WATERLOO, Canada — April 1, 2014 — Canada needs to become better at seizing leadership opportunities if it wants to hold influence over the international financial system, according to a new report from the Centre for International Governance Innovation (CIGI).
In Boxing with Elephants: Can Canada Punch above Its Weight in Global Financial Governance?, CIGI Senior Fellow James M. Boughton assesses Canada’s performance in the three dimensions in which it can hold influence over the international financial system: intellectual leadership; formal institutional leadership; and financial leadership.
Boughton outlines the advantages Canada has enjoyed in each of these areas: its status as a “semi-large country” just below the ranks of the major powers; having “the right sort of alliances” in international relations; and, its tendency of pursuing its national interests “in concert with, rather than as opposed to, the global interest.”
Despite these advantages, Boughton writes that “Canada has not always succeeded in punching above its weight. It failed to recognize the importance of placing one of its own at the helm of the International Monetary Fund (IMF),” in the early years of the Bretton Woods system. “Once Europe jumped into the breach and placed a series of excellent managing directors, Canada no longer had any chance to intervene.”
Boughton’s other recommendations and observations include:
Canada’s financial inputs to the IMF have been no more than modestly impressive, probably because global financial stability does not have a large domestic constituency;
Even in the more high-profile field of official aid for low-income developing countries, Canada’s contributions have been commensurate with its economic size, not above it, and;
The key issue for the future is whether Canada will continue to have the capacity and the will to take leading positions and actions in the face of increasing competition from the rapidly growing emerging market countries.
ABOUT THE AUTHOR: James M. Boughton is a CIGI Senior Fellow. He is a former historian of the International Monetary Fund (IMF), a role he held from 1992 to 2012. From 2001 to 2010, he also served as assistant director in the Strategy, Policy, and Review Department at the IMF. From 1981 until he was appointed historian, he held various positions in the IMF’s Research Department. Before joining the IMF, James was an economist in the Monetary Division at the Organisation for Economic Co-operation and Development in Paris.
James is the author of two volumes of IMF history: Silent Revolution, covering 1979–1989; and TearingDown Walls, covering 1990–1999. His other publications include a textbook on money and banking, a book on the US Federal funds market, three books on IMF topics that he co-edited, and articles in professional journals on international finance, monetary theory and policy, international policy coordination and the history of economic thought.
The Centre for International Governance Innovation (CIGI) is an independent, non-partisan think tank on international governance. Led by experienced practitioners and distinguished academics, CIGI supports research, forms networks, advances policy debate and generates ideas for multilateral governance improvements.

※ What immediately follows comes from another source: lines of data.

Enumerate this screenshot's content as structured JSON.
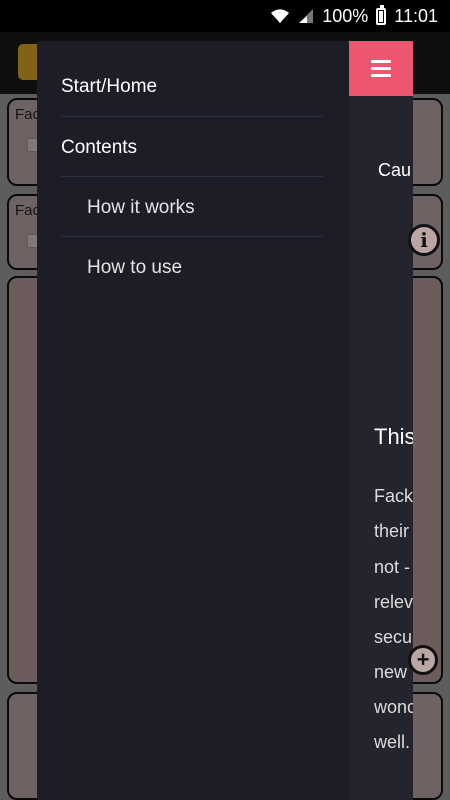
{
  "status_bar": {
    "battery_percent": "100%",
    "time": "11:01",
    "icons": [
      "wifi-icon",
      "signal-icon",
      "battery-icon"
    ]
  },
  "background": {
    "card1_label": "Fac",
    "card2_label": "Fac"
  },
  "drawer": {
    "menu": [
      {
        "label": "Start/Home",
        "level": 0
      },
      {
        "label": "Contents",
        "level": 0
      },
      {
        "label": "How it works",
        "level": 1
      },
      {
        "label": "How to use",
        "level": 1
      }
    ],
    "menu_icon": "hamburger-icon",
    "accent_color": "#ee566f"
  },
  "peek": {
    "button_text": "Cau",
    "heading": "This",
    "paragraph_lines": [
      "Fack",
      "their",
      "not -",
      "relev",
      "secu",
      "new",
      "wonc",
      "well."
    ]
  },
  "colors": {
    "drawer_bg": "#1c1d26",
    "peek_bg": "#23242e",
    "status_bar_bg": "#000000"
  }
}
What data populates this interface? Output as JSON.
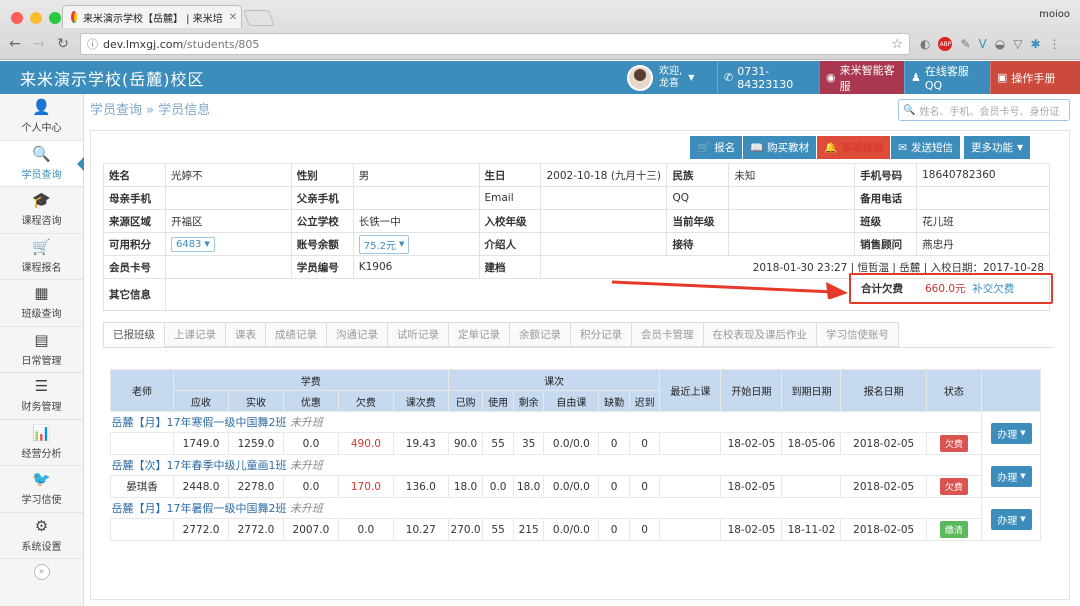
{
  "browser": {
    "tab_title": "来米演示学校【岳麓】 | 来米培",
    "url_host": "dev.lmxgj.com",
    "url_path": "/students/805",
    "profile": "moioo"
  },
  "topbar": {
    "brand": "来米演示学校(岳麓)校区",
    "welcome": "欢迎,",
    "user": "龙喜",
    "phone": "0731-84323130",
    "service": "来米智能客服",
    "qq": "在线客服QQ",
    "manual": "操作手册"
  },
  "sidebar": [
    {
      "icon": "👤",
      "label": "个人中心"
    },
    {
      "icon": "🔍",
      "label": "学员查询"
    },
    {
      "icon": "🎓",
      "label": "课程咨询"
    },
    {
      "icon": "🛒",
      "label": "课程报名"
    },
    {
      "icon": "▦",
      "label": "班级查询"
    },
    {
      "icon": "▤",
      "label": "日常管理"
    },
    {
      "icon": "☰",
      "label": "财务管理"
    },
    {
      "icon": "📊",
      "label": "经营分析"
    },
    {
      "icon": "🐦",
      "label": "学习信使"
    },
    {
      "icon": "⚙",
      "label": "系统设置"
    }
  ],
  "breadcrumb": {
    "a": "学员查询",
    "sep": "»",
    "b": "学员信息"
  },
  "search": {
    "placeholder": "姓名、手机、会员卡号、身份证"
  },
  "actions": {
    "signup": "报名",
    "buy": "购买教材",
    "remind": "事项提醒",
    "sms": "发送短信",
    "more": "更多功能"
  },
  "info": {
    "r1": [
      "姓名",
      "光婷不",
      "性别",
      "男",
      "生日",
      "2002-10-18 (九月十三)",
      "民族",
      "未知",
      "手机号码",
      "18640782360"
    ],
    "r2": [
      "母亲手机",
      "",
      "父亲手机",
      "",
      "Email",
      "",
      "QQ",
      "",
      "备用电话",
      ""
    ],
    "r3": [
      "来源区域",
      "开福区",
      "公立学校",
      "长铁一中",
      "入校年级",
      "",
      "当前年级",
      "",
      "班级",
      "花儿班"
    ],
    "r4": [
      "可用积分",
      "6483",
      "账号余额",
      "75.2元",
      "介绍人",
      "",
      "接待",
      "",
      "销售顾问",
      "燕忠丹"
    ],
    "r5": [
      "会员卡号",
      "",
      "学员编号",
      "K1906",
      "建档",
      "2018-01-30 23:27 | 恒哲温 | 岳麓 | 入校日期：2017-10-28"
    ],
    "r6": [
      "其它信息"
    ],
    "owe_label": "合计欠费",
    "owe_amount": "660.0元",
    "owe_link": "补交欠费"
  },
  "tabs": [
    "已报班级",
    "上课记录",
    "课表",
    "成绩记录",
    "沟通记录",
    "试听记录",
    "定单记录",
    "余额记录",
    "积分记录",
    "会员卡管理",
    "在校表现及课后作业",
    "学习信使账号"
  ],
  "grid": {
    "h1": {
      "teacher": "老师",
      "fee": "学费",
      "lesson": "课次",
      "last": "最近上课",
      "start": "开始日期",
      "end": "到期日期",
      "enroll": "报名日期",
      "status": "状态"
    },
    "h2": [
      "应收",
      "实收",
      "优惠",
      "欠费",
      "课次费",
      "已购",
      "使用",
      "剩余",
      "自由课",
      "缺勤",
      "迟到"
    ],
    "courses": [
      {
        "title": "岳麓【月】17年寒假一级中国舞2班",
        "tag": "未升班",
        "row": [
          "",
          "1749.0",
          "1259.0",
          "0.0",
          "490.0",
          "19.43",
          "90.0",
          "55",
          "35",
          "0.0/0.0",
          "0",
          "0",
          "",
          "18-02-05",
          "18-05-06",
          "2018-02-05"
        ],
        "status": "欠费",
        "action": "办理"
      },
      {
        "title": "岳麓【次】17年春季中级儿童画1班",
        "tag": "未升班",
        "row": [
          "晏琪香",
          "2448.0",
          "2278.0",
          "0.0",
          "170.0",
          "136.0",
          "18.0",
          "0.0",
          "18.0",
          "0.0/0.0",
          "0",
          "0",
          "",
          "18-02-05",
          "",
          "2018-02-05"
        ],
        "status": "欠费",
        "action": "办理"
      },
      {
        "title": "岳麓【月】17年暑假一级中国舞2班",
        "tag": "未升班",
        "row": [
          "",
          "2772.0",
          "2772.0",
          "2007.0",
          "0.0",
          "10.27",
          "270.0",
          "55",
          "215",
          "0.0/0.0",
          "0",
          "0",
          "",
          "18-02-05",
          "18-11-02",
          "2018-02-05"
        ],
        "status": "缴清",
        "action": "办理"
      }
    ]
  }
}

Conducting an active agenda of research, events and publications, CIGI’s interdisciplinary work includes collaboration with policy, business and academic communities around the world. CIGI was founded in 2001 by Jim Balsillie, then co-CEO of Research In Motion (BlackBerry), and collaborates with and gratefully acknowledges support from a number of strategic partners, in particular the Government of Canada and the Government of Ontario. For more information, please visit www.cigionline.org.